Once you have your budget and venue decided, you’re ready to dig into the real meat and bones of self-publishing a book! Again, there are three main areas that you’ll want to work on: formatting, cover design, and editing.
Formatting: For an e-book, this is mainly converting your document files to a compatible format such as EPUB or MOBI. This is easy to do yourself if you have the right software, but for those who aren’t tech-savvy, many self-publishing companies offer free tutorials. For print, you’ll need to convert your files to PDF and arrange the pages the way they would appear in the book.
Cover design: Arguably the most important step of self-publishing a book and the best chance to boost your sales. A good cover can ward off the stigma of self-publishing and reassure your reader that equivalent effort and professional quality lie within its pages. Readers are most likely to scrutinize the cover of a book when considering their purchase, so you want to make sure you are putting out the best cover possible. Also keep in mind how a thumbnail of your cover would look. Before you even begin to coax your buyer into a sale, you need to entice them to your book’s web page. If your book’s cover stands out even at a thumbnail size, you’ll already have a great start.

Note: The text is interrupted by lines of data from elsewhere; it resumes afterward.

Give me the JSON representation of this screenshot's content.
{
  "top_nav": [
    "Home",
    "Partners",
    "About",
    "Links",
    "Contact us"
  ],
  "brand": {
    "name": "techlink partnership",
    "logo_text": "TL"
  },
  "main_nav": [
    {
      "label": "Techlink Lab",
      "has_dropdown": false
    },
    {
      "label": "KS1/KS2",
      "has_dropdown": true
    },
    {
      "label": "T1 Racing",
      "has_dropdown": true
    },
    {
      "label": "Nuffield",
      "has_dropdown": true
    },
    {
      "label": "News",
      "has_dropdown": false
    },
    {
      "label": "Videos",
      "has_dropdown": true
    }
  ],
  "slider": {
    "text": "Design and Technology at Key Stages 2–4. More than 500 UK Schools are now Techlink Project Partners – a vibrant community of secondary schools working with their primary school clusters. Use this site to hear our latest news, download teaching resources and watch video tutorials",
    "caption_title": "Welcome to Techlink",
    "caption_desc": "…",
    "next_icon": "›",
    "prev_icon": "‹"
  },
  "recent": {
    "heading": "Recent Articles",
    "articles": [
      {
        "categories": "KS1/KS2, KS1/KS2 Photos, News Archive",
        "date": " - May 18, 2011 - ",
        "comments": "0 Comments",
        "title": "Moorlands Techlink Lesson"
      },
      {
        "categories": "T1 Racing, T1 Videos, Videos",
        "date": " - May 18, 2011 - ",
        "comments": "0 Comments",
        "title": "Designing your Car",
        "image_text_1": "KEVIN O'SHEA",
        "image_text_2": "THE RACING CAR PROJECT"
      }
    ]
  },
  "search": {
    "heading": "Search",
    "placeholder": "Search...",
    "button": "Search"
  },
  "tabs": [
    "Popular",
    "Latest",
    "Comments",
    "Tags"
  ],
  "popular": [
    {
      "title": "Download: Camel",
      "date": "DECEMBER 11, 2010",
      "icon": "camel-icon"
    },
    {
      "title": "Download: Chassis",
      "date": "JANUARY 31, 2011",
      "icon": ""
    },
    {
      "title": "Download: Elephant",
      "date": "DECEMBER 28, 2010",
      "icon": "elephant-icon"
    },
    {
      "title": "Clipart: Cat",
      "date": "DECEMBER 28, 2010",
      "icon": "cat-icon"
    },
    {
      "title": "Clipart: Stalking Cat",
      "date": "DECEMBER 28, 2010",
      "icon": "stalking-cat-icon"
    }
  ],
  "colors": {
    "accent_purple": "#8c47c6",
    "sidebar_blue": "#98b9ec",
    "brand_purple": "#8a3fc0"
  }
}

Editing: The kind of editing you choose depends on your personal needs and preferences. There are two kinds – developmental, which focuses on the bricks of your story (the plot, characters, development, and so on), and copyediting, which looks for errors in grammar, spelling, and style.
In your research, you’ll probably notice that many companies offer their own in-house services for these tasks. You can opt to choose from their packages or hire your own freelancers to get the job done. You can also just do it yourself, if you’re so inclined, but I highly recommend hiring professionals so your book can start with its best foot forward!
On Your Way to Self-Publishing a Book: Where to Next?
At this point, you’ve purchased your self-publishing services according to your choices and budget, prepared your book for e-publication, print, or both, and now that book is ready to leave the nest! While you may be ready to hit send, there are a few bases left to cover. Most important of these is obtaining a proof of your book before it hits the presses. If you choose to publish exclusively in e-format, you don’t have to worry about this as much because you can make changes at any time and update your novel accordingly. In print, however, making changes can wind up costing you more money, so you want a proof first to make sure you’ve dotted your i’s and crossed your t’s. Once you’ve finalized your changes, now you can make the final file conversions and upload your best copy.
And that’s it! You’ve done it! You’ve successfully navigated your way through the murky waters of self-publishing a book. It can be tricky, but with time you’ll come to understand what works best for you and your book. If you have any more questions about the self-publishing process, please contact me at my website Write One Publications to learn more about the services I provide for aspiring authors such as yourself. I wish you the best of luck on your journey!